The Internet is a lifeline during COVID-19, but there are concerns
April 22, 2020
During this COVID-19 crisis, the Internet and our cell phones have been a lifeline. The technology we currently have has allowed us to connect. The school, though different as continued to be able to teach students long distant. You can take free tours of famous museums, learn how to paint or how to play the guitar. You don’t have to step foot into a bank, order anything you may need online. However, maybe the most important thing is you can talk to and visit with anyone anywhere in the world.
We must have these abilities, and we are very thankful. However, with that luxury, there are areas of concern. From the recent 60 Minutes program, they reported that “Many of us look for connection in social media and the news, but too much of that can be harmful. A preliminary study was done in China after the outbreak found that high social media exposure nearly doubled one’s chances of depression and anxiety.”
They interviewed Dr. Yuval Neria, and he said, “We know already from previous disasters that ongoing anxiety during trauma is a huge risk factor for PTSD and depression in the long term.” Yuval Neria is the director of trauma and post-traumatic stress disorder at the New York State Psychiatric Institute.
His concern is the high exposure to COVID-19 news, and the repeat of anxiety only increases the chance of depression.
CBS also did a study that determined “that 50% of teenagers feel addicted to their phone.” During that discussion, they pointed out that “Nighttime cell phone use increases anxiety and depression while lowering self-esteem and emotional wellbeing.” It was also acknowledged that “teen depression has risen 70% during the last 20 years.”
Lisa Damour is a Psychologist and CBS News contributor. She pointed out that “Nighttime phone use leads to poor sleep habits and leads to increases in delinquency and depression.
Phone time replaces sleep, and the screen light suppresses melatonin.” It continues to stimulate the brain. “On top of that, depressed teens use social media more often.”
She noted that girls get less sleep than boys, which may be the cause of a higher depression rate among girls.
She pointed out that you should “start with good habits at a young age. Enforce digital curfews. Put the family charging station in the parent’s room. Model correct usage as adults and expect resistance from the children.”
I did further study and found that “parents of children between the ages of 8-18 are on their phone nine plus hours daily. 78% believe they are a good role model for their children.”
Average daily hours spent on the Internet is, age 1-12 is six hours a day while between the age 13-18 nine hours a day is the average. According to Safe Search Kids, here are a few more the stats that are interesting. “A whopping 77 % of teens between the ages of 12 and 17 own a cell phone.
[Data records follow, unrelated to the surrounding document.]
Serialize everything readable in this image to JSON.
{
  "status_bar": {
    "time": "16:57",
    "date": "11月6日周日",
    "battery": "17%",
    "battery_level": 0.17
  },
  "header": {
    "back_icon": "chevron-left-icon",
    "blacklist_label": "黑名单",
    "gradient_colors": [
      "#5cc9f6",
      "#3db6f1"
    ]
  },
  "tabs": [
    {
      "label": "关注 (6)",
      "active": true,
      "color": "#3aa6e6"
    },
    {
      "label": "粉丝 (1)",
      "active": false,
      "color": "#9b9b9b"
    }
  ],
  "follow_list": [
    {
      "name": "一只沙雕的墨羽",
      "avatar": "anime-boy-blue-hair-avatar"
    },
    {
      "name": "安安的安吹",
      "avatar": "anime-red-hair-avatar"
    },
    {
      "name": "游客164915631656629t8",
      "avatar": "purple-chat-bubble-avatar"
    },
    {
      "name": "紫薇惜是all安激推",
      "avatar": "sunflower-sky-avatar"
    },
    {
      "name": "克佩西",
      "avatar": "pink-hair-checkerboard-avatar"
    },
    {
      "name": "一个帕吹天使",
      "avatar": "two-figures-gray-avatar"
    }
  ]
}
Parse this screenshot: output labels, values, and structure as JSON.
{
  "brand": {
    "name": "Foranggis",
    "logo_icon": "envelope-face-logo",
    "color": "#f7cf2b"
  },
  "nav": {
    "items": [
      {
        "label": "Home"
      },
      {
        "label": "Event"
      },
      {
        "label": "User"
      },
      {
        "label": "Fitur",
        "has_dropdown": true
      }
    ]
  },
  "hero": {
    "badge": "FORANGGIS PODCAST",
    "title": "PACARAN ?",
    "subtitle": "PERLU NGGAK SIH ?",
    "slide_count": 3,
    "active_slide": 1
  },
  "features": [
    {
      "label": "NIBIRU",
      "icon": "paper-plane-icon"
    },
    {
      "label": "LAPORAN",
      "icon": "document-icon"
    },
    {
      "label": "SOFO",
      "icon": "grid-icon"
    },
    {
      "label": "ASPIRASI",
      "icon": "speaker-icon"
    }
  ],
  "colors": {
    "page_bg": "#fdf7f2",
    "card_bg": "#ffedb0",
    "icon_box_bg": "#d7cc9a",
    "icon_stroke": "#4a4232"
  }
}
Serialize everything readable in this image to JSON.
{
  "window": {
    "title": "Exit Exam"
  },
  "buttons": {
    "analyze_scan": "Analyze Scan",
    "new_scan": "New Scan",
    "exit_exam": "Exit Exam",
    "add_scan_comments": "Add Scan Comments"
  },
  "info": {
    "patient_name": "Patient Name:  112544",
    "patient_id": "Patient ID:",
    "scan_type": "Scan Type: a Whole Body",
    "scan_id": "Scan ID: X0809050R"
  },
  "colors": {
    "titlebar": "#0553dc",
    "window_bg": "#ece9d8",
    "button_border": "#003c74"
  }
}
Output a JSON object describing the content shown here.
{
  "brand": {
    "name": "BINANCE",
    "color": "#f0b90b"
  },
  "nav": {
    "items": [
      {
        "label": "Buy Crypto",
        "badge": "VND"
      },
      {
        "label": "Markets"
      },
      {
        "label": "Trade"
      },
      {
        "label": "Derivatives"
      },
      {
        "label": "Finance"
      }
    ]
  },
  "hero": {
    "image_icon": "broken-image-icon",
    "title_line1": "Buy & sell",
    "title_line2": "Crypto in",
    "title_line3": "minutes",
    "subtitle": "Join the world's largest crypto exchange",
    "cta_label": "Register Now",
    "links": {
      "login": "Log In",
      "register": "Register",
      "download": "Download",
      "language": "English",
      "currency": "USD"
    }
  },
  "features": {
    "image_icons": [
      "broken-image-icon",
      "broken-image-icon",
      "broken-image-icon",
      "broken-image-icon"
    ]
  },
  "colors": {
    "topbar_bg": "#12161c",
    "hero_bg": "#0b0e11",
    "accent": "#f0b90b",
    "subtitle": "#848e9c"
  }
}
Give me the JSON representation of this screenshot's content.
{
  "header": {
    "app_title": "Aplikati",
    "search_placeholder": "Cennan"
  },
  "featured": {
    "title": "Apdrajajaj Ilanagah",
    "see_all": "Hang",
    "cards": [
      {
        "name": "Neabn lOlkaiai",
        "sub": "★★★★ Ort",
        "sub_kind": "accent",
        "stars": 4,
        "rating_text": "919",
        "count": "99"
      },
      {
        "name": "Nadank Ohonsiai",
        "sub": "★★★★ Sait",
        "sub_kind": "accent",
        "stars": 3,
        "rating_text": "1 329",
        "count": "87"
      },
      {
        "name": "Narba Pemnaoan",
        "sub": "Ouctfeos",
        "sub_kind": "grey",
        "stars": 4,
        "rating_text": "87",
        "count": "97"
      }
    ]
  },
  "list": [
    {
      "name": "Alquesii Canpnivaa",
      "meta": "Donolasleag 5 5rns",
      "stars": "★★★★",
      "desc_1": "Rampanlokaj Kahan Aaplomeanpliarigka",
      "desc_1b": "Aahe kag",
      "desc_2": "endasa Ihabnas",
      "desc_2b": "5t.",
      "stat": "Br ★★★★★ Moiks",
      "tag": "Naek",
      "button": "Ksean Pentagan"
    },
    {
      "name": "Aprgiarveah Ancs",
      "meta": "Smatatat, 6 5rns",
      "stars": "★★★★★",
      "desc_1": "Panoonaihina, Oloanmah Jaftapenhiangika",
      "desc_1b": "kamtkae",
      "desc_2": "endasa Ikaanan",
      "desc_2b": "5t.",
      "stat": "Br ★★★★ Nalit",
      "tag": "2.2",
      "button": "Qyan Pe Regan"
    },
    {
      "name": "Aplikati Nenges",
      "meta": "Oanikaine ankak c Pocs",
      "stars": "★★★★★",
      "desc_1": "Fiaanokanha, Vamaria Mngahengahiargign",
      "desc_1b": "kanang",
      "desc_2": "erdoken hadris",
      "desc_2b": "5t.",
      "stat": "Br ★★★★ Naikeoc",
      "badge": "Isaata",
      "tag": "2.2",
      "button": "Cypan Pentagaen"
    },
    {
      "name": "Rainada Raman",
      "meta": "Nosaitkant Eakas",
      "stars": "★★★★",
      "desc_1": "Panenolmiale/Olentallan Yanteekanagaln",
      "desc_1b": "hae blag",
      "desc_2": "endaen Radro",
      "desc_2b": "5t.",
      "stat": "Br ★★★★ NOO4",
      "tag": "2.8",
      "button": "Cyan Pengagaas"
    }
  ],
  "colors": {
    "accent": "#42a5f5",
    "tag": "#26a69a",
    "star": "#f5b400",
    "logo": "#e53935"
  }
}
Furthermore, 56% of tweens (ages 8 through 12) own a cell phone, 75% of teen drivers admitted to texting while driving, 28 % of teens admitted to sending inappropriate pictures via text” which is a significant concern, because of the risk involved with criminals who can abduct and do great harm to ignorant children. There is also, as we all know, internet sites, that no-one should visit, let alone children.
A large group of parents was asked what age would be appropriate for a child to get their first cell phone, and 22% of those parents felt that 10 was the right age.
At another site, they reported that nationally “at least nine out of ten 16-year-olds have their own handset, as do more than 40 percent of grade school children.”
The rewards of having the Internet are many. What would we be doing without it? However, there are risks, and we need to address those risks diligently. As tired as we are of this situation, it doesn’t mean we ignore the concerns.